Music bare-metal on Raspberry Pi 4

Based on gilbraltar (which now works with newer gcc versions), a jack port driver was developed. With this program we now listen to music with MirageOS all day and night. Read further in Tarides blog We also made some music and recorded an EP, read further in Tarides blog.

HTTP client for MirageOS

The earlier mentioned opam mirror contained a HTTP client (using HTTP/AF and H2, supporting both HTTP1 and HTTP2 and also IPv4 and IPv6) to download archives - and we had similar code in other projects. That's why we decided to create the http-mirage-client opam package to reuse that code.

DNS resolver with filtering advertisement

This package is already picked up and used by Mirage Hole, a DNS stub resolver that filters advertisement domains (based on a domain lists downloaded via HTTP using the above HTTP client), which was developed from scratch in Mirleft. Read further in Tarides blog.

Albatross meets NixOS
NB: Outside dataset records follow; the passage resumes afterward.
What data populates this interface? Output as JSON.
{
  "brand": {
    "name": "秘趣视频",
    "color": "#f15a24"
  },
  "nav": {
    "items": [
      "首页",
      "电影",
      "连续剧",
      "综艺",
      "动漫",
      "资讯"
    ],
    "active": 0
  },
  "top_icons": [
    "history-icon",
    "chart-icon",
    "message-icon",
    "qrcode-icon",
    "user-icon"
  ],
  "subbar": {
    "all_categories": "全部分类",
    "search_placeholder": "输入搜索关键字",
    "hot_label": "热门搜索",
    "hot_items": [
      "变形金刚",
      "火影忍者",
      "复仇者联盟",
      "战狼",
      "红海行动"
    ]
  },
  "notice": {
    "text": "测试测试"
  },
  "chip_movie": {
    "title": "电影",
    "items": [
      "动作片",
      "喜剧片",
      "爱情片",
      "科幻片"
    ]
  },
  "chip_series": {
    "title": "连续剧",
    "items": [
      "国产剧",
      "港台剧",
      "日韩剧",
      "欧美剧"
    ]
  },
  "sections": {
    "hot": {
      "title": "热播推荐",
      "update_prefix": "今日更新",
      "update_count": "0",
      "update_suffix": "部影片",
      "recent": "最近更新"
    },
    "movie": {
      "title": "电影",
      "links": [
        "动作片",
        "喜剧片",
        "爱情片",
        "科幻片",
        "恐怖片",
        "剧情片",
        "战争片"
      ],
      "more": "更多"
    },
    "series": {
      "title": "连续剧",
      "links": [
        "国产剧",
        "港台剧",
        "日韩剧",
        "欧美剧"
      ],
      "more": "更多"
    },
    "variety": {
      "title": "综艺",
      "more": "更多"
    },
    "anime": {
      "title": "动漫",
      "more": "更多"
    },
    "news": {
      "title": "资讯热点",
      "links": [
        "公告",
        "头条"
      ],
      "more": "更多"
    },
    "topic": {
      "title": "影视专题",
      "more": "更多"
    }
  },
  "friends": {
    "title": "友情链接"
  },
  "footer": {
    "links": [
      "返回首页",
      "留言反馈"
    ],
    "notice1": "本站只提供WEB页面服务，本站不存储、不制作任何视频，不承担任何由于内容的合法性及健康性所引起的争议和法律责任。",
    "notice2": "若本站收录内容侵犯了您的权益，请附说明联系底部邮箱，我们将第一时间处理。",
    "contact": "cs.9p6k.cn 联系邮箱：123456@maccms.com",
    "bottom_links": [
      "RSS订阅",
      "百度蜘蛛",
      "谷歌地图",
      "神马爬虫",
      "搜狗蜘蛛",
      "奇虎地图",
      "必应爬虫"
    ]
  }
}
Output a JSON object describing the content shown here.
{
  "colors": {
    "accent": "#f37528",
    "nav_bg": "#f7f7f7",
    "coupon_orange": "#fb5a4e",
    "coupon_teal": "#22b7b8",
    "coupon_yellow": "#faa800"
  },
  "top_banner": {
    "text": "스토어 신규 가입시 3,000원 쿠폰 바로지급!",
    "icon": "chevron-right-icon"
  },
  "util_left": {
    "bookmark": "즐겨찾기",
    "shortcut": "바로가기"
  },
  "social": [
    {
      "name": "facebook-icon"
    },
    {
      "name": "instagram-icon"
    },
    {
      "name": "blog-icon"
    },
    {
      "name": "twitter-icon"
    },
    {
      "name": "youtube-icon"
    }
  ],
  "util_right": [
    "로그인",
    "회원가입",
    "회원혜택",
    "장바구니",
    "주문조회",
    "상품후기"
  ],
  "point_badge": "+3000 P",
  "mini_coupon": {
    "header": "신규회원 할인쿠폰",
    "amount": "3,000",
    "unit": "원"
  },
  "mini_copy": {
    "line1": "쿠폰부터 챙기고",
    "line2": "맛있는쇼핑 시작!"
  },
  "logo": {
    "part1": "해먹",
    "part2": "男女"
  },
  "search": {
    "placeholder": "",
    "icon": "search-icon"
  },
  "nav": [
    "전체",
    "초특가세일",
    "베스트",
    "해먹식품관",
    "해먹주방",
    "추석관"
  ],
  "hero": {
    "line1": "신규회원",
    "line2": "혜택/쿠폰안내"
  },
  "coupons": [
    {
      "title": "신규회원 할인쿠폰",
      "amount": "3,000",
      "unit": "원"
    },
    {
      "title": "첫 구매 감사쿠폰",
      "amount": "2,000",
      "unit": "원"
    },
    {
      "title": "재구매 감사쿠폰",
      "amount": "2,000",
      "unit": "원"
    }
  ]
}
Albatross is an orchestration system for MirageOS unikernels using solo5 (spt or hvt). Apart from console output, statistics, and resource policies, it supports remote management using TLS. Now albatross supports NixOS and there is a tutorial how to set it up. Read further in Tarides blog.

Memory leaks

We chased some memory leaks on this website, using Grafana and mirage-monitoring. This lead to a PR in paf. We are still investigating another memory issue. Read further details in Tarides blog.

Opam cache

Apart from the opam mirror, sometimes only the caching part is very useful, especially since the git interaction is quite expensive for the network and CPU. We developed a cache-only version in a branch.

Fixing the DNS resolver in the mirage tool

The default DNS resolver in MirageOS is uncensoreddns, which discontinued plaintext DNS requests and replies, and instead supports DNS-over-TLS. We fixed our code to delay parsing of nameservers and update the mirage tool. Now, with the release 4.3.1, name resolution with conduit's resolver works fine again.

Caqti and pgx

We conducted some work on integrating the pure OCaml PostgreSQL client pgx with caqti.


Quite some discussion was for how to use exceptions in lwt, leading to a proposed PR not to capture out of memory and stack overflow exceptions, and export reraise. Read further in Raphaël's blog.

Tarides Map

A map showing the geographic distribution of Tarides collaborators was developed as a unikernel, see the code. Read further in Tarides blog article.

Slack bot

The coffee chat bot earlier worked as an executable on Unix, now it can be executed as a MirageOS unikernel. Read further in Tarides blog article.